  • RepublicanStones

    “Recognition of the contribution to peace made by the media and journalists..”

    If this was referring to those brave souls in Latin America it might be applicable, not sure about the parochial pen pushers here. CPJ is worth a look.

  • DR

    should read “any of our lot

  • Panic, These ones like it up em.

    Journalists would not be that far behind politicians in over valuing their own importance.

    Journalism seems to have become more about keeping their paymasters and the politicians happy rather than any great desire to get the “truth” out to the masses.

  • “has been clarified by myself in particular”

    Has Peter Hain ever brought any clarity to the role played by members of the BIIC Joint Secretariat (and its predecessor) in policy and day-to-day policing and justice decisions? Dick Spring briefly and probably unintentionally shed a little light in this dark corner. The MSM and political bloggers have essentially maintained a discrete and compliant silence.

  • Brian Walker

    Just a few dashed out thoughts… First, how nice to get a few kind words! That’s more than the trade expects and probably deserves. Journalists tend to recoil from any claim of heroism during the Troubles and shuffle uncomfortably at any notion that “they contributed to peace”. A few did but mainly in the pub, in the days when there was a real drinking culture. The instinct is to avoid anything that limits freedom of maneouvre.

    With all their many faults, most try to tell it as they see it, and there’s no uniform view of that, thank God. I suspect if there can be said to be a collective view – and I’m not even sure there is- it might be that they provided choice and diversity. That was a very good thing indeed in a climate of rival extreme often murderous dogmas. How good it was in the round, to question them through evidence-based reporting. Did they “speak out” enough? Well, the storm of events in the early years made it difficult to catch breath and extreme critics tend to have ideological views that dismiss any suggestion of working within the broad parameters of the state. But in time, some great considered work was done- eg Peter Taylor, John Ware, David McKittrick to name just a few.
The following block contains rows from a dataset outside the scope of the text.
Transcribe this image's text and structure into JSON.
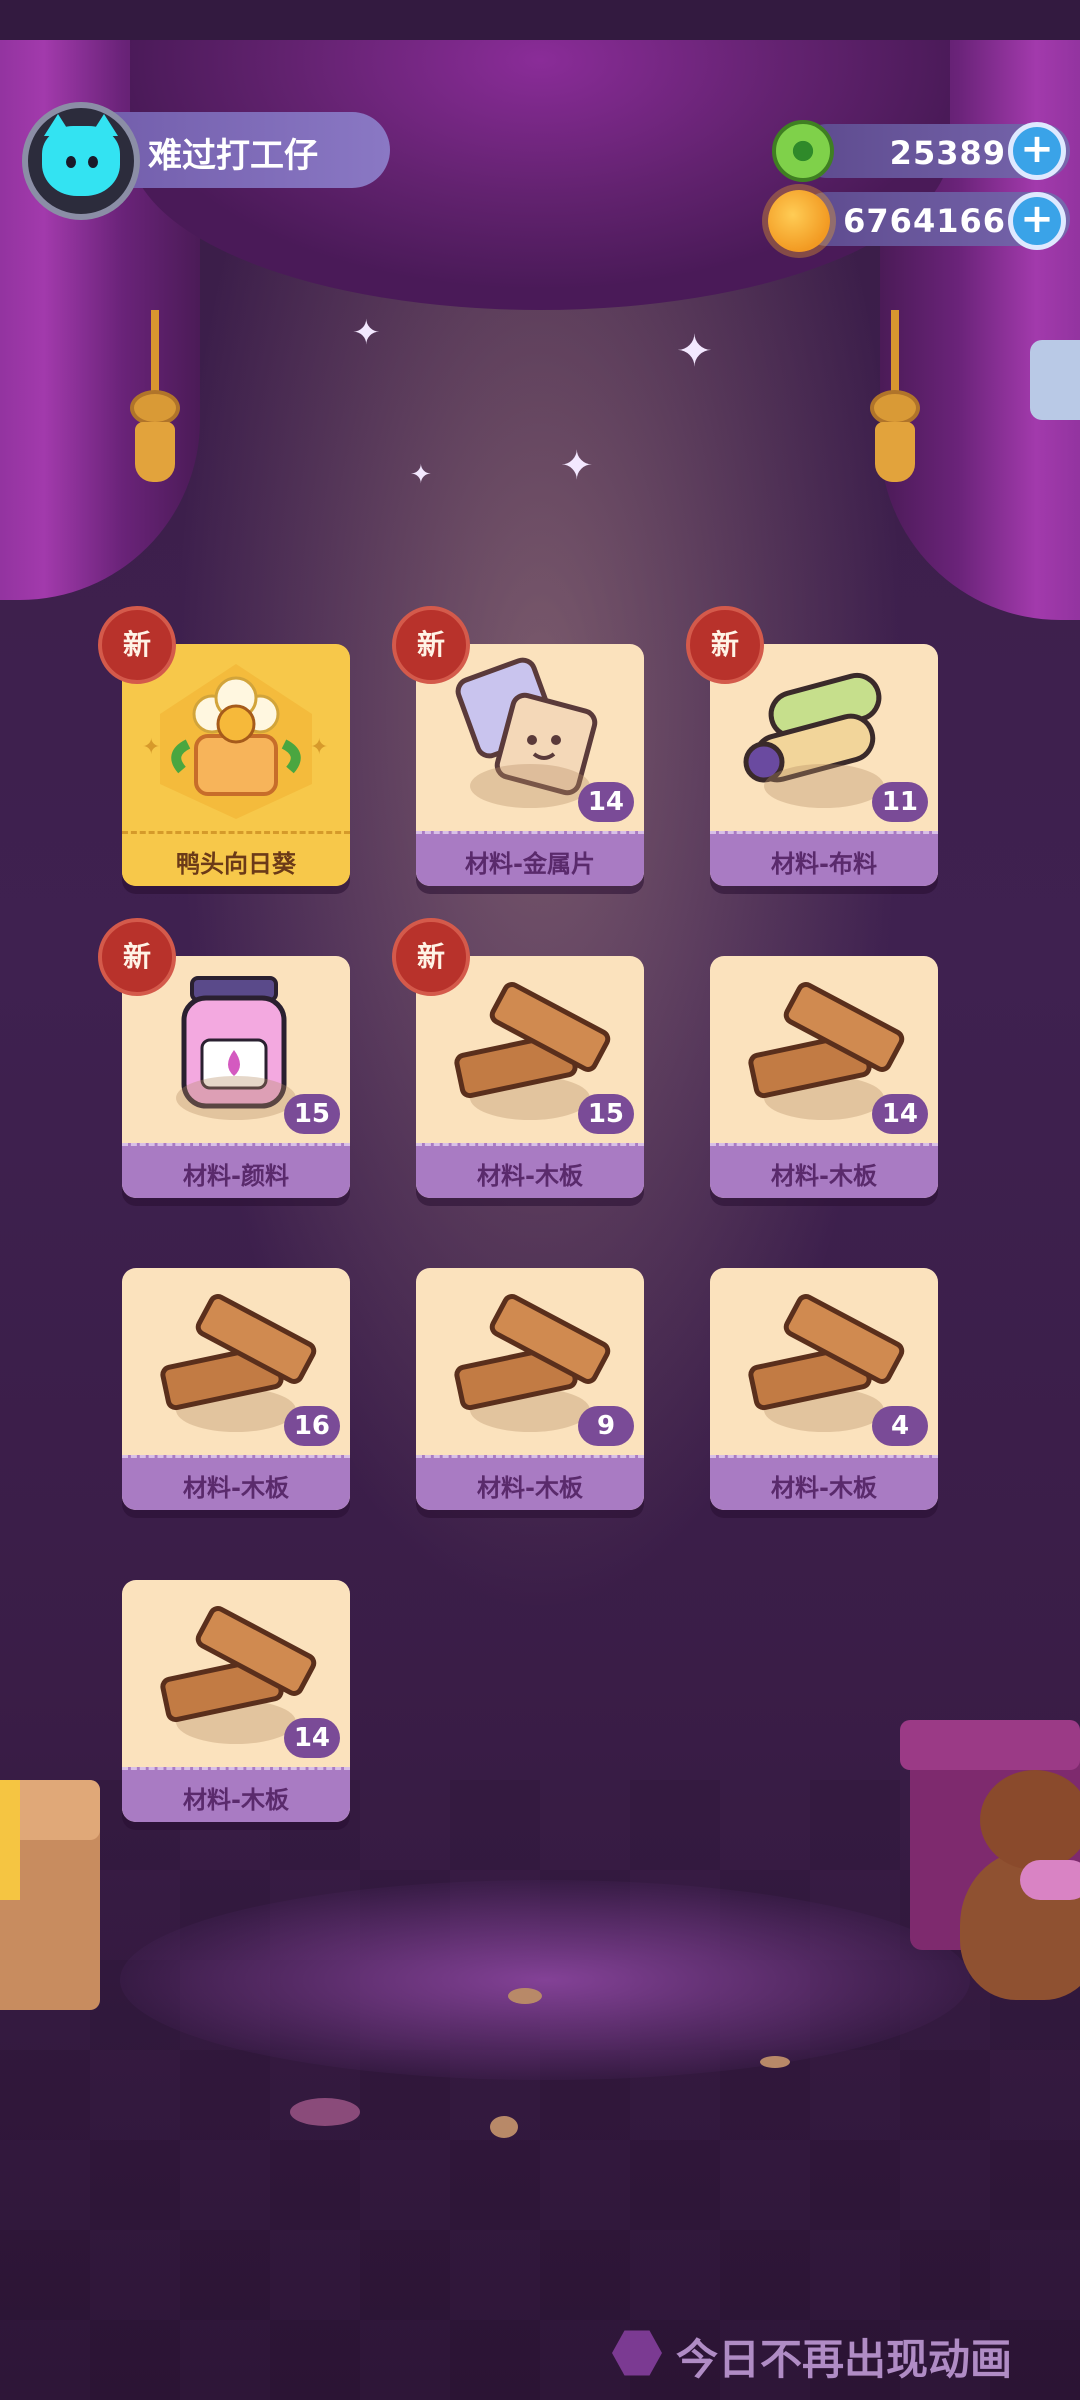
{
  "profile": {
    "name": "难过打工仔",
    "avatar": "cat-avatar"
  },
  "currency": [
    {
      "icon": "green-donut-coin",
      "value": "25389",
      "plus": "+"
    },
    {
      "icon": "orange-planet-coin",
      "value": "6764166",
      "plus": "+"
    }
  ],
  "rewards": [
    {
      "label": "鸭头向日葵",
      "qty": "",
      "new": "新",
      "art": "duck-sunflower",
      "gold": true
    },
    {
      "label": "材料-金属片",
      "qty": "14",
      "new": "新",
      "art": "metal-sheet"
    },
    {
      "label": "材料-布料",
      "qty": "11",
      "new": "新",
      "art": "fabric-rolls"
    },
    {
      "label": "材料-颜料",
      "qty": "15",
      "new": "新",
      "art": "paint-jar"
    },
    {
      "label": "材料-木板",
      "qty": "15",
      "new": "新",
      "art": "wood-planks"
    },
    {
      "label": "材料-木板",
      "qty": "14",
      "new": "",
      "art": "wood-planks"
    },
    {
      "label": "材料-木板",
      "qty": "16",
      "new": "",
      "art": "wood-planks"
    },
    {
      "label": "材料-木板",
      "qty": "9",
      "new": "",
      "art": "wood-planks"
    },
    {
      "label": "材料-木板",
      "qty": "4",
      "new": "",
      "art": "wood-planks"
    },
    {
      "label": "材料-木板",
      "qty": "14",
      "new": "",
      "art": "wood-planks"
    }
  ],
  "footer": {
    "skip_animation_label": "今日不再出现动画"
  },
  "colors": {
    "card_bg": "#fbe2bd",
    "label_bar": "#a97bc3",
    "new_badge": "#b8322b",
    "gold_card": "#f7c84a"
  }
}
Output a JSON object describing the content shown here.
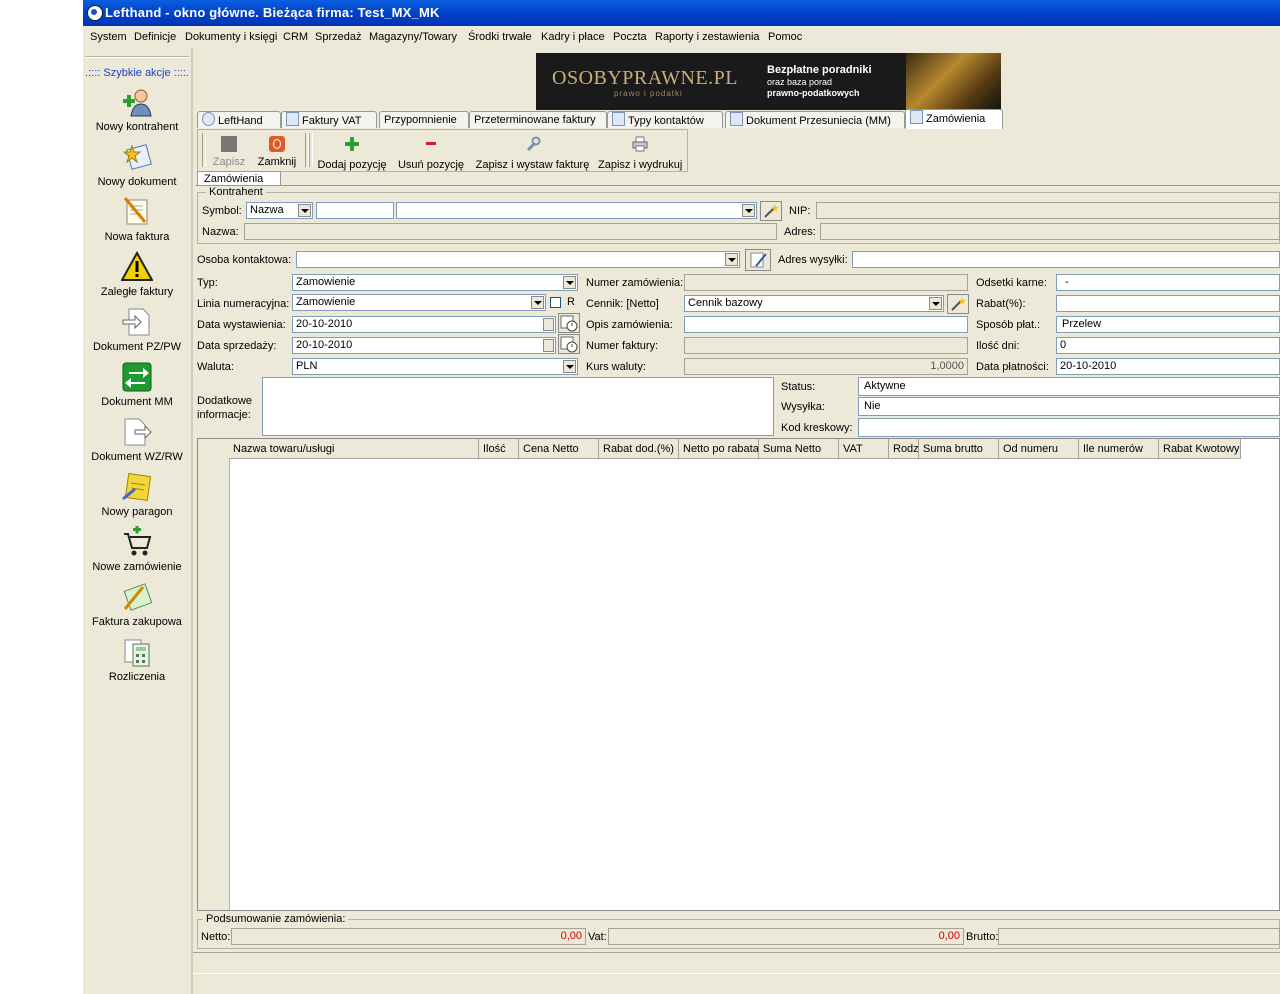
{
  "window": {
    "title": "Lefthand - okno główne. Bieżąca firma: Test_MX_MK"
  },
  "menu": [
    "System",
    "Definicje",
    "Dokumenty i księgi",
    "CRM",
    "Sprzedaż",
    "Magazyny/Towary",
    "Środki trwałe",
    "Kadry i płace",
    "Poczta",
    "Raporty i zestawienia",
    "Pomoc"
  ],
  "sidebar": {
    "header": ".:::: Szybkie akcje ::::.",
    "items": [
      {
        "label": "Nowy kontrahent",
        "icon": "person-add-icon"
      },
      {
        "label": "Nowy dokument",
        "icon": "document-star-icon"
      },
      {
        "label": "Nowa faktura",
        "icon": "invoice-pen-icon"
      },
      {
        "label": "Zaległe faktury",
        "icon": "warning-icon"
      },
      {
        "label": "Dokument PZ/PW",
        "icon": "document-arrow-in-icon"
      },
      {
        "label": "Dokument MM",
        "icon": "transfer-arrows-icon"
      },
      {
        "label": "Dokument WZ/RW",
        "icon": "document-arrow-out-icon"
      },
      {
        "label": "Nowy paragon",
        "icon": "receipt-icon"
      },
      {
        "label": "Nowe zamówienie",
        "icon": "cart-add-icon"
      },
      {
        "label": "Faktura zakupowa",
        "icon": "purchase-invoice-icon"
      },
      {
        "label": "Rozliczenia",
        "icon": "calculator-icon"
      }
    ]
  },
  "banner": {
    "logo": "OSOBYPRAWNE.PL",
    "logo_sub": "prawo i podatki",
    "line1": "Bezpłatne poradniki",
    "line2": "oraz baza porad",
    "line3": "prawno-podatkowych"
  },
  "tabs": [
    "LeftHand",
    "Faktury VAT",
    "Przypomnienie",
    "Przeterminowane faktury",
    "Typy kontaktów",
    "Dokument Przesuniecia (MM)",
    "Zamówienia"
  ],
  "toolbar": {
    "save": "Zapisz",
    "close": "Zamknij",
    "add_item": "Dodaj pozycję",
    "remove_item": "Usuń pozycję",
    "save_invoice": "Zapisz i wystaw fakturę",
    "save_print": "Zapisz i wydrukuj"
  },
  "inner_tab": "Zamówienia",
  "contractor": {
    "group_title": "Kontrahent",
    "symbol_label": "Symbol:",
    "symbol_mode": "Nazwa",
    "nip_label": "NIP:",
    "name_label": "Nazwa:",
    "address_label": "Adres:"
  },
  "contact": {
    "label": "Osoba kontaktowa:",
    "shipping_label": "Adres wysyłki:"
  },
  "form": {
    "type_label": "Typ:",
    "type_value": "Zamowienie",
    "numbering_label": "Linia numeracyjna:",
    "numbering_value": "Zamowienie",
    "numbering_check": "R",
    "issue_date_label": "Data wystawienia:",
    "issue_date": "20-10-2010",
    "sale_date_label": "Data sprzedaży:",
    "sale_date": "20-10-2010",
    "currency_label": "Waluta:",
    "currency": "PLN",
    "order_no_label": "Numer zamówienia:",
    "pricelist_label": "Cennik: [Netto]",
    "pricelist": "Cennik bazowy",
    "order_desc_label": "Opis zamówienia:",
    "invoice_no_label": "Numer faktury:",
    "rate_label": "Kurs waluty:",
    "rate": "1,0000",
    "penalty_label": "Odsetki karne:",
    "penalty": "-",
    "discount_label": "Rabat(%):",
    "payment_label": "Sposób płat.:",
    "payment": "Przelew",
    "days_label": "Ilość dni:",
    "days": "0",
    "payment_date_label": "Data płatności:",
    "payment_date": "20-10-2010",
    "extra_info_label": "Dodatkowe informacje:",
    "status_label": "Status:",
    "status": "Aktywne",
    "shipping_label": "Wysyłka:",
    "shipping": "Nie",
    "barcode_label": "Kod kreskowy:"
  },
  "grid": {
    "columns": [
      "Nazwa towaru/usługi",
      "Ilość",
      "Cena Netto",
      "Rabat dod.(%)",
      "Netto po rabata",
      "Suma Netto",
      "VAT",
      "Rodz",
      "Suma brutto",
      "Od numeru",
      "Ile numerów",
      "Rabat Kwotowy"
    ]
  },
  "summary": {
    "title": "Podsumowanie zamówienia:",
    "netto_label": "Netto:",
    "netto": "0,00",
    "vat_label": "Vat:",
    "vat": "0,00",
    "brutto_label": "Brutto:"
  }
}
And the hordes who covered the day and daily like Eamonn who has his own special niche, trying to avoid becoming formulaic.

    The relationship with politicians? Remarkably like the relationship between politicians and people, I find. Very varied, but you’re out to get a result. Some probably wanted to keep their paymasters happy as in many employer/employee relationships but it’s seldom a simple master-servant nexus, whatever conspiracy theorists may believe. Newspaper owners are a strange conviction breed like Premiership club owners, willing as much to lose moneyas to make it, and wearing their hearts very obviously on their sleeve, from Capt Henderson to Murdoch.

    Drag it out of them kicking and screaming or at the end of a late session, but under many a cynical hack’s front beats the heart of closet idealist. All the conspiracy theories are overdone, if you study the chaotic record.

    BTW if you like a suitably self-dramatised account of what it was like for a young picaresque, moralising awkward hoor, I couldn’t recommend highly enough Kevin Myer’s “Watching the Door.”

  • Brian Walker

    P.S. I should have added: how good it is today that we have so much interaction om the web and on air, to keep journalists up to the mark. But let’s hope they never become too accountable. The individual voice is the journalist’s USP.

  • latcheeco

    Weren’t a bunch of them for years getting awards monthly from the Theipval press office?